-Keeping my critique group’s comments in mind, I write out a list of all the changes I want to make, big and small. Obviously it’s not an exhaustive list at this point, and for every item I cross off, I usually end up adding two more. But for me lists are much easier to tackle than 50K+ words all at once.
-I make changes chronologically, chapter by chapter. I know a lot of writers who prefer to start with big picture and work their way down to small. There’s any number of ways to do it, but the important thing is that you dive in. The most daunting part of the editing process is actually starting. Once you’ve gotten that over with, the rest is much easier.
-Once all the items on my list are crossed off, I consider my second draft complete. If possible, I take a break for a couple weeks to clear my mind. The third draft involves more hard-hitting edits—usually a lot of cutting and being sad about the things I’m cutting. I might have another critique partner give their thoughts at this stage too, just to make sure everything is cohesive.
Have some more chocolate and fizzy drink. You earned it.
Once your draft is fighting fit, you can move on to the next stage of the never-ending publishing process (assuming that’s what you want, of course). If you’re looking for tips on what to do next, Live, Love, Read has got you covered. (Personally, I recommend the posts by Ava Jae, Rebecca Podos, and Elise Kova.) No matter what stage you’re in—querying, submission, crying under the kitchen table—the important thing to remember is that you did the thing! You did the thing that almost everyone you meet in your entire life is going to tell you they wish they could do, and that is finish a novel. I salute you.
Destiny Soria grew up in a tiny town in Alabama that you’ve never heard of, where she spent her summers playing with sticks in the woods and exploring such distinguished careers as Forest Bandit, Wayward Orphan, and Woodland Fairy Princess. After college, she ran away to New Zealand for seven months and only pretended to be a character from Lord of the Rings on special occasions. Nowadays she lives and works in the shadow of the mighty Vulcan in Birmingham, AL.

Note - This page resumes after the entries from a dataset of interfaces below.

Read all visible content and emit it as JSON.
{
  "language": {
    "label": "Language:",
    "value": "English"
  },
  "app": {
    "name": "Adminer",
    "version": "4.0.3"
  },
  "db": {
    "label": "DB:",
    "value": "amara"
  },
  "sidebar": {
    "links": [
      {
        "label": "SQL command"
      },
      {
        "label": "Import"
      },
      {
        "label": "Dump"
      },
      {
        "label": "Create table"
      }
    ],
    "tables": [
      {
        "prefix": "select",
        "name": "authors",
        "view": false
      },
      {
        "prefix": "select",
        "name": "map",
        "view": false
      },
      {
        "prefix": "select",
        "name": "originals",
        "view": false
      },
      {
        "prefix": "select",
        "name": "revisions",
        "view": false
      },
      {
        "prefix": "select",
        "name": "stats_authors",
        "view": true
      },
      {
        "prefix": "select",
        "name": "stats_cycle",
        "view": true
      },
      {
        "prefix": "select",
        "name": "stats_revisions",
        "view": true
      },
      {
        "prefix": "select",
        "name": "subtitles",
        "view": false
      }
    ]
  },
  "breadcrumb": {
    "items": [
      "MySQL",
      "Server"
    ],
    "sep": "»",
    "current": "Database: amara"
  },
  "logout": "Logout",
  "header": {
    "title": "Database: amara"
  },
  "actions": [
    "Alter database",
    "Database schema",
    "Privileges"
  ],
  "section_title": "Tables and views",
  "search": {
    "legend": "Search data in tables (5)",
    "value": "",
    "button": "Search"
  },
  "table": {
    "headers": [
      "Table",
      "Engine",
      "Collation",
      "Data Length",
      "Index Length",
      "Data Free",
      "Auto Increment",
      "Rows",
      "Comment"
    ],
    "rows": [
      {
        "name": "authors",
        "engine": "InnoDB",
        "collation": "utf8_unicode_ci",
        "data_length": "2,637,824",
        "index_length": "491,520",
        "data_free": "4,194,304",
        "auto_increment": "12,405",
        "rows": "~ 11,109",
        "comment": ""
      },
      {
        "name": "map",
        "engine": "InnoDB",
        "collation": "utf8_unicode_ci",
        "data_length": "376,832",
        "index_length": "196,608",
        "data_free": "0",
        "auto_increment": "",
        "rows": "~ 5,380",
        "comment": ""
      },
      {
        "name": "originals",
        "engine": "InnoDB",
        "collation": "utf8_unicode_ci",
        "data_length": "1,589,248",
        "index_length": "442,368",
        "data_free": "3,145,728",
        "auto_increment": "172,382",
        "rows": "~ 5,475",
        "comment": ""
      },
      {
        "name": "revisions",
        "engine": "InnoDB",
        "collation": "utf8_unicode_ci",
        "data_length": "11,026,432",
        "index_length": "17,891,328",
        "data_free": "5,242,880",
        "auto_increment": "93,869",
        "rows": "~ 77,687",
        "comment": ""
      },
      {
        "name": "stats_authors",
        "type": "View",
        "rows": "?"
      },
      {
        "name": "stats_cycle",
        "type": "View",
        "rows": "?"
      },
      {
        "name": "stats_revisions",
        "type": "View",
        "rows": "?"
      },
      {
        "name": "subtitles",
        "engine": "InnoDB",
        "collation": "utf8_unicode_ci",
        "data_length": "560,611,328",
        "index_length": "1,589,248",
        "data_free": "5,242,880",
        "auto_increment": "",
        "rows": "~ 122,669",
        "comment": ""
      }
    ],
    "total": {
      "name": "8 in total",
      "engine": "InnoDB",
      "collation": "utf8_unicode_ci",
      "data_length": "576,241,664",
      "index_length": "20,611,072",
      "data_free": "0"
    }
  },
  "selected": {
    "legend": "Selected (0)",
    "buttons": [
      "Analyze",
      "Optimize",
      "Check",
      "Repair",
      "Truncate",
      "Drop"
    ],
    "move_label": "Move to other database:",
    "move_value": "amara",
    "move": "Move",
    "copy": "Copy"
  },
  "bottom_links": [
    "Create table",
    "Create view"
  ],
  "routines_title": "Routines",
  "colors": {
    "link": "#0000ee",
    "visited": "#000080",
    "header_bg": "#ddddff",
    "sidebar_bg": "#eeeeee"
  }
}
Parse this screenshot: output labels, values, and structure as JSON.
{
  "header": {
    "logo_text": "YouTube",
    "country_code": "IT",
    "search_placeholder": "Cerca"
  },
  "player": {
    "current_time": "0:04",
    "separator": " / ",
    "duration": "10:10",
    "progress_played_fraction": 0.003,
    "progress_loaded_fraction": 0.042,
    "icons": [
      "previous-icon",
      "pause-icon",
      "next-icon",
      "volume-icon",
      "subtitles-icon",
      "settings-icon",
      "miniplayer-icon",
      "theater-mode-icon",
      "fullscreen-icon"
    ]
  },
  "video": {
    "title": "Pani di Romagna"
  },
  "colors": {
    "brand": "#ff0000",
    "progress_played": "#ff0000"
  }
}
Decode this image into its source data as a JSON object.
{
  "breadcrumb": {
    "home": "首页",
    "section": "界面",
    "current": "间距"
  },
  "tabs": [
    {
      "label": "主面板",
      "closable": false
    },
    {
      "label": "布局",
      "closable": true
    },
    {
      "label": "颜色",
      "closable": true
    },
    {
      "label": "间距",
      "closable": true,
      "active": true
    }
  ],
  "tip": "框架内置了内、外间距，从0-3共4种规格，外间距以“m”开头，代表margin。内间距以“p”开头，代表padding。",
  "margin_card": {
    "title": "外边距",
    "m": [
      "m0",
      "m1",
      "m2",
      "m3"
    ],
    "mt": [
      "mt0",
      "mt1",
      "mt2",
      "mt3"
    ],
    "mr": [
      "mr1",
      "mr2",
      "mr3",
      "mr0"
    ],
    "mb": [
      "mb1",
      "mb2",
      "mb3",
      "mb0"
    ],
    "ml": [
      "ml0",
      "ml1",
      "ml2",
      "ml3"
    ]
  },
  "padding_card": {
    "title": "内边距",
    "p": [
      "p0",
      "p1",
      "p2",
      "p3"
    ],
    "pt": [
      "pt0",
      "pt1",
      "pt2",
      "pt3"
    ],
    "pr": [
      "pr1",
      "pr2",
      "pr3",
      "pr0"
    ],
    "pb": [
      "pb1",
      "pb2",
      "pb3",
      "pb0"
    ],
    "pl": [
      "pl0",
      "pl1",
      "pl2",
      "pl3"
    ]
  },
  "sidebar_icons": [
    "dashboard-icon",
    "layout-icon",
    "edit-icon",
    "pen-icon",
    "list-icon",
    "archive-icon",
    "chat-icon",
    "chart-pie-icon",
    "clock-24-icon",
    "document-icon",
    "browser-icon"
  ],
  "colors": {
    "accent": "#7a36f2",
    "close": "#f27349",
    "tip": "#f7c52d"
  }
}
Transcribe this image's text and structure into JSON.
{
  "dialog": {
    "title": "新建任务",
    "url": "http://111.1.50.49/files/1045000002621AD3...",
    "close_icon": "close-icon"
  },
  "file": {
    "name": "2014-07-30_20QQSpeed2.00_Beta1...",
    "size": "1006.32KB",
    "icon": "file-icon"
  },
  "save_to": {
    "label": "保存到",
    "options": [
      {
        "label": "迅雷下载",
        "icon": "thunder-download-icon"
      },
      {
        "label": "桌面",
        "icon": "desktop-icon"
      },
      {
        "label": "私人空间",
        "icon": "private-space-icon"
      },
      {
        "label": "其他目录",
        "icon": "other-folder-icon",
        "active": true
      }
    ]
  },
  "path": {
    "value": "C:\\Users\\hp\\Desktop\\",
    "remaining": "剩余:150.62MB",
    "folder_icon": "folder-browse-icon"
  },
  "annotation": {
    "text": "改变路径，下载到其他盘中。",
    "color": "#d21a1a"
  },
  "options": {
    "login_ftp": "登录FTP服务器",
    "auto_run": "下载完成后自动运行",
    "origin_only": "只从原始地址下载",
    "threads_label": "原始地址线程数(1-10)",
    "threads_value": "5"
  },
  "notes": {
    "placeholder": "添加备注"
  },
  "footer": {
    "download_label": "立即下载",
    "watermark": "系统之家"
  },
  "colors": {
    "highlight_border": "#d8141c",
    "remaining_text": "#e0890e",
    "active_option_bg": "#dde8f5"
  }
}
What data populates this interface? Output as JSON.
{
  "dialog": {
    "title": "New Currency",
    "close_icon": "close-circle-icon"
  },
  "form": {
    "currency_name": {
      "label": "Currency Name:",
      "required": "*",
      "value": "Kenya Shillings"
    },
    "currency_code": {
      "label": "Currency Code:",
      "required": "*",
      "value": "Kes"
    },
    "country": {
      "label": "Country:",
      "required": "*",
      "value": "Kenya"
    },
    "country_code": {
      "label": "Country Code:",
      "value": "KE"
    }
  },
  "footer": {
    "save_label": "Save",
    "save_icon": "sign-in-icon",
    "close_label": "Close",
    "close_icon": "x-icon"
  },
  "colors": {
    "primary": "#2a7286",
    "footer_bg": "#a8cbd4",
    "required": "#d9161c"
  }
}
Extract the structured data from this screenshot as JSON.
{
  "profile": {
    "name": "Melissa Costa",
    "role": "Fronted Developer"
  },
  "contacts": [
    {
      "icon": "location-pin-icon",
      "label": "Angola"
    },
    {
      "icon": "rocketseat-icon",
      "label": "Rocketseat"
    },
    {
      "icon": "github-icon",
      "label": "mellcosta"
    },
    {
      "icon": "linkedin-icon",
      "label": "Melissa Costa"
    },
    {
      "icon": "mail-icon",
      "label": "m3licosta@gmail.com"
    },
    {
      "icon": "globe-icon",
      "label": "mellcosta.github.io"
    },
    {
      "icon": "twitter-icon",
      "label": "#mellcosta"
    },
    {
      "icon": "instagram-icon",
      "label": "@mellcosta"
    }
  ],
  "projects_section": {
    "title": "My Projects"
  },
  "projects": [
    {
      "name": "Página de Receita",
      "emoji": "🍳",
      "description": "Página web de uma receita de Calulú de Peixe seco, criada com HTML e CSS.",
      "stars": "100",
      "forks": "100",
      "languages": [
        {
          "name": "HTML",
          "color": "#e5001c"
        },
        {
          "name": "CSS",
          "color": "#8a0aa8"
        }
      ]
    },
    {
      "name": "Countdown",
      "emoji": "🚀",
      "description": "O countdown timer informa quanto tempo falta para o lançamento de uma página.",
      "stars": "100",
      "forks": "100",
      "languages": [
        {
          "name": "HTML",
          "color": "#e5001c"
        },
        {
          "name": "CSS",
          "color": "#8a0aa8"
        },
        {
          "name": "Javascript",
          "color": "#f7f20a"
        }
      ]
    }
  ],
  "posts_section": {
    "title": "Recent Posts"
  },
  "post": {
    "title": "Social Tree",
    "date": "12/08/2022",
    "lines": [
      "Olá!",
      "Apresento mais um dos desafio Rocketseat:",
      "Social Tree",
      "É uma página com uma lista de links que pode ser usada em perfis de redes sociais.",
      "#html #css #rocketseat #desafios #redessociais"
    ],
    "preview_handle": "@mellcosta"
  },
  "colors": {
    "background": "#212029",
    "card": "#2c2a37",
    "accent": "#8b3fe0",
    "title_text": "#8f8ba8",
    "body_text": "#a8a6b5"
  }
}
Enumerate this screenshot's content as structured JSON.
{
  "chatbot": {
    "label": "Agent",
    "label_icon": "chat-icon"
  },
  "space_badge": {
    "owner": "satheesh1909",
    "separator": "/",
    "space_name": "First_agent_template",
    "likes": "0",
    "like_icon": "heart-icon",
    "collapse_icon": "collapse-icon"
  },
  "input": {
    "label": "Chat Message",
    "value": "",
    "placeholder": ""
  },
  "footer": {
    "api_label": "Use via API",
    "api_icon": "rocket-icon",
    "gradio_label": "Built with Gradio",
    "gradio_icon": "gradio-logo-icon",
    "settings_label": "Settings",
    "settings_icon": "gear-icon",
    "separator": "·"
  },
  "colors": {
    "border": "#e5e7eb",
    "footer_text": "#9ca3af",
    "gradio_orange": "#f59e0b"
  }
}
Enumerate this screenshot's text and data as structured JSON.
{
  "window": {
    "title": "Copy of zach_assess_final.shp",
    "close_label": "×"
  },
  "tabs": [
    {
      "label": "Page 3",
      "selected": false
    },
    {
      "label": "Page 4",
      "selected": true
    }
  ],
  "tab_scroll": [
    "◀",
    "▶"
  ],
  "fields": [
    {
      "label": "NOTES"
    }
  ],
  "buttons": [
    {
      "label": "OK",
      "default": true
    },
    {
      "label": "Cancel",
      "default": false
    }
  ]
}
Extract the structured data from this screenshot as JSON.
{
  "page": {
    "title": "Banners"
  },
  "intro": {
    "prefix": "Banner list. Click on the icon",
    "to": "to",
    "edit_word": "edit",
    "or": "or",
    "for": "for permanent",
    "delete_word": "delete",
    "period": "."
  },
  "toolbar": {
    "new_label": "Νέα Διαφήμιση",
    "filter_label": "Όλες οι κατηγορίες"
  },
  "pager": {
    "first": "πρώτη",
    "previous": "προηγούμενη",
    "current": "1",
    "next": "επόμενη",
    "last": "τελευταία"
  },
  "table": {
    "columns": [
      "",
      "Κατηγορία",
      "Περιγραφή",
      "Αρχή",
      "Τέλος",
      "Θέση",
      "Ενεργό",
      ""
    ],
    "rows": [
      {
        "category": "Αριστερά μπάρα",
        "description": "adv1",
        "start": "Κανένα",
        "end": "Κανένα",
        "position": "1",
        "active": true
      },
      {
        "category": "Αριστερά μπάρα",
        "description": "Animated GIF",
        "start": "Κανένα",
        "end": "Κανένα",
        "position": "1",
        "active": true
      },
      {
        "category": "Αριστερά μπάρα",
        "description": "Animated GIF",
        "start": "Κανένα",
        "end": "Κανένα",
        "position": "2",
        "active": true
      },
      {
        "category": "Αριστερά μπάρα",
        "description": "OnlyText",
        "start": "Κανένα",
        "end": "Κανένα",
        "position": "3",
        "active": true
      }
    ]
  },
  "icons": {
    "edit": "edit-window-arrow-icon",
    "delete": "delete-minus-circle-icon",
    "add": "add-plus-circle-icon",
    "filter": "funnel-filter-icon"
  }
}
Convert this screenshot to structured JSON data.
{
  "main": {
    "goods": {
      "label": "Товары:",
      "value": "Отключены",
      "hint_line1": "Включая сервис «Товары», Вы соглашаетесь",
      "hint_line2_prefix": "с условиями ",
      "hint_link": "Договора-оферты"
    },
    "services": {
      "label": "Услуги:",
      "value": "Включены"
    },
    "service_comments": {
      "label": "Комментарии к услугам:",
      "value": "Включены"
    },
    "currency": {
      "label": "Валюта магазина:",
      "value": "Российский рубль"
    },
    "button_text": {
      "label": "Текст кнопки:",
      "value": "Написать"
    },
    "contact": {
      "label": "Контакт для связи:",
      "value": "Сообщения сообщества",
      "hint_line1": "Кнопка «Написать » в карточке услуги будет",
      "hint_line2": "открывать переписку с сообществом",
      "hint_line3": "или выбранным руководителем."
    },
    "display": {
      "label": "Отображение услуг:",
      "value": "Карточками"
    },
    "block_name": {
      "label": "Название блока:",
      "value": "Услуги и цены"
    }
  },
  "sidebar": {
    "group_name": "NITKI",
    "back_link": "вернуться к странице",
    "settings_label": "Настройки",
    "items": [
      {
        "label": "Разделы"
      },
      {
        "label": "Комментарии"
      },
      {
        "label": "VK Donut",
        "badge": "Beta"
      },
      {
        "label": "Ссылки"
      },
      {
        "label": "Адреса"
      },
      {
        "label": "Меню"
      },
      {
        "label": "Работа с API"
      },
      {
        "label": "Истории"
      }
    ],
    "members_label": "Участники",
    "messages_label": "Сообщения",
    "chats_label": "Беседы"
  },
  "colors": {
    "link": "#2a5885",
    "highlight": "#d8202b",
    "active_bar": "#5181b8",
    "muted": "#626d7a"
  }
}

In 1919, Ada Navarra—the intrepid daughter of immigrants—and Corinne Wells—a spunky, devil-may-care heiress—make an unlikely pair. But at the Cast Iron nightclub in Boston, anything and everything is possible. At night, on stage together, the two best friends, whose “afflicted” blood gives them the ability to create illusions through art, weave magic under the employ of Johnny Dervish, the club’s owner and a notorious gangster. By day, Ada and Corinne use these same skills to con the city’s elite in an attempt to keep the club afloat.
When a “job” goes awry and Ada is imprisoned, she realizes they’re on the precipice of danger. Only Corinne—her partner in crime—can break her out of Haversham Asylum. But once Ada is out, they face betrayal at every turn.
Thank you so much, Destiny, for this wonderful post! You are just the sweetest for being a reader of Musings, as well! Plus, who doesn’t love chocolate and fizzy drinks?! You’re amazing, just like your book!
Thank you so much to everyone who is a part of Musings. Your words of advice never go unnoticed and unappreciated.
We hope you all have an amazing rest of your week!